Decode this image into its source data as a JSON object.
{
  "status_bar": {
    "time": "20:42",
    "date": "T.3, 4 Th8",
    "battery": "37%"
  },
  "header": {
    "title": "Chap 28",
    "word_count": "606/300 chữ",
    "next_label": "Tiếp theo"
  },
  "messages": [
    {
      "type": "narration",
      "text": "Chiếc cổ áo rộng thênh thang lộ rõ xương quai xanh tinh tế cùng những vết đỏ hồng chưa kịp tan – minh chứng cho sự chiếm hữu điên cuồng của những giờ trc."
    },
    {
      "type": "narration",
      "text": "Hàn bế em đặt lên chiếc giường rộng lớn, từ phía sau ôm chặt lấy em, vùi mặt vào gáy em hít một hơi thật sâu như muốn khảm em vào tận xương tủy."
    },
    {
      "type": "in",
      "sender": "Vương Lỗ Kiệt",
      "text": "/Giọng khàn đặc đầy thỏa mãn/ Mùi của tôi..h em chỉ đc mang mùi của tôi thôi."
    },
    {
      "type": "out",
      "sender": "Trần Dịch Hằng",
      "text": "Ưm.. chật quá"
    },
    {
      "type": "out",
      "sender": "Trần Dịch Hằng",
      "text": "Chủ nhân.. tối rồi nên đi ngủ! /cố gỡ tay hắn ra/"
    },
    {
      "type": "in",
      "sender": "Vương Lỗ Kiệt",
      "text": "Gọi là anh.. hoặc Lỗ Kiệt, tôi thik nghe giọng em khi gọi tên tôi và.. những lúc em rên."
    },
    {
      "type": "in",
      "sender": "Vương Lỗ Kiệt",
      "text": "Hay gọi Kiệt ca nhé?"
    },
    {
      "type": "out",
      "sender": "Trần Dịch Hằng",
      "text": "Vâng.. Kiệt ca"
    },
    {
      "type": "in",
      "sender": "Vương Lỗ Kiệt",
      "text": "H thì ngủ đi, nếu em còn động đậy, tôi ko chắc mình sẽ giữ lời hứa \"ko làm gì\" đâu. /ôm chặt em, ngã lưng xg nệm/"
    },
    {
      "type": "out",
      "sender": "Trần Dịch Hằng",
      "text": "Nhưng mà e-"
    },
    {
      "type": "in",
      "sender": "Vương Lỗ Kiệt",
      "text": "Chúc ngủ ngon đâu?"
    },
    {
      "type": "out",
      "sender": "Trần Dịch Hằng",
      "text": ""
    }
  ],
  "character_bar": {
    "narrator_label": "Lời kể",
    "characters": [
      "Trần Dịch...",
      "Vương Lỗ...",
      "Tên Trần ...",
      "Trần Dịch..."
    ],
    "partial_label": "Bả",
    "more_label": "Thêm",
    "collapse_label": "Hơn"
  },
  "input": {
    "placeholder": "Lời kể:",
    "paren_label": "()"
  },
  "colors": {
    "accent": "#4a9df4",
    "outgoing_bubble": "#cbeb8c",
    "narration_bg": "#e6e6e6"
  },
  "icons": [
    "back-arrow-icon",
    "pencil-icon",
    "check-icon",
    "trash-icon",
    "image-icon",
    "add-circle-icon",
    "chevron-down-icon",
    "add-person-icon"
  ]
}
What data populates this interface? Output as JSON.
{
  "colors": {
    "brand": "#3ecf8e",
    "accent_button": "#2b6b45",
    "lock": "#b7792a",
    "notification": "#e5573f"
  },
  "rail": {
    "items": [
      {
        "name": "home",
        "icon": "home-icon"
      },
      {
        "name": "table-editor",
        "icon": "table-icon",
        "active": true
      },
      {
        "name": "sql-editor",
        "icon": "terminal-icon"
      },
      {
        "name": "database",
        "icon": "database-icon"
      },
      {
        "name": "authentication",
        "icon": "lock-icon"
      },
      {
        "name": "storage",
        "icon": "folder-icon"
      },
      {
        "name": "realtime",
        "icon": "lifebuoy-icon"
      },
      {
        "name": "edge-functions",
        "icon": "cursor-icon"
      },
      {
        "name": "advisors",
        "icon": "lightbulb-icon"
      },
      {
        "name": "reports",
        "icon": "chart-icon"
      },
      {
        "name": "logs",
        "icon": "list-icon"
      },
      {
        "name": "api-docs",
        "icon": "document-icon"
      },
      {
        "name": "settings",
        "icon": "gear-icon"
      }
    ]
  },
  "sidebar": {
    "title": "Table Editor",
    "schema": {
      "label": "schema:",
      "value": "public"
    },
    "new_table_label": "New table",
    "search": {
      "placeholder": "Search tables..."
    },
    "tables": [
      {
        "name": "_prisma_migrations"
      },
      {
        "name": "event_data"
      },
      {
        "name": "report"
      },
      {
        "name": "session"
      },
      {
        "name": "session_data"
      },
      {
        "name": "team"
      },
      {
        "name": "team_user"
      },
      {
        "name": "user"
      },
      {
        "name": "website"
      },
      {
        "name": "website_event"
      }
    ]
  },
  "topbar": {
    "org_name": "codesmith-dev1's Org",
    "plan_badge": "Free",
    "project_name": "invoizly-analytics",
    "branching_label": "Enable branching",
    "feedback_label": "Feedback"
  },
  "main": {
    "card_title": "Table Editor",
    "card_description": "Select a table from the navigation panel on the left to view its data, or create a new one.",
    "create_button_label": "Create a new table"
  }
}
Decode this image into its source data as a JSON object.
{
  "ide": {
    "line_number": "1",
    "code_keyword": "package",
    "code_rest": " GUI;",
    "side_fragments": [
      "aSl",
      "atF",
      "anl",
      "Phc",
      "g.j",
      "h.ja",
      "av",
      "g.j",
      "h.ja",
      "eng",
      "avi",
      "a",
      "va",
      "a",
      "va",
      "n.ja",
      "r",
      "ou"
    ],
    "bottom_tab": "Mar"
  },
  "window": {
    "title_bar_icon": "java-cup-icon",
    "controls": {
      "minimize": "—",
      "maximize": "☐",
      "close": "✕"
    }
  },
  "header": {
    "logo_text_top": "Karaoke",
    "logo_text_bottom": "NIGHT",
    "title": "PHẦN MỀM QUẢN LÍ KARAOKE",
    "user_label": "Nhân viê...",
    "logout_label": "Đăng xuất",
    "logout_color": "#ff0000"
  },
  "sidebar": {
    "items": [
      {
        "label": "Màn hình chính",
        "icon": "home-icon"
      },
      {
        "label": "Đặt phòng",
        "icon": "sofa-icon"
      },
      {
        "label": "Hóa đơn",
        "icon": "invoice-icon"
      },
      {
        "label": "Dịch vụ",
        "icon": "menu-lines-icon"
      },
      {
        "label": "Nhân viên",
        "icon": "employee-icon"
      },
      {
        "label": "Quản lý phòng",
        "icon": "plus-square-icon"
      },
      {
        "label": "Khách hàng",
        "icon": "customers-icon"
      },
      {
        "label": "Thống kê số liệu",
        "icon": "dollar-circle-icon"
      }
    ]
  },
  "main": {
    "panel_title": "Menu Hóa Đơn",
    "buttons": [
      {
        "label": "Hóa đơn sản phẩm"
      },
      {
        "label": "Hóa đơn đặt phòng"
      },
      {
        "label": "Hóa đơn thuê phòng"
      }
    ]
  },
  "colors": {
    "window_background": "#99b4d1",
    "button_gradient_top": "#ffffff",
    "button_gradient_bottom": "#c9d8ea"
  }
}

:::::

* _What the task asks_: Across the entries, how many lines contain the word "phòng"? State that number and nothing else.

* _Written answer_: 4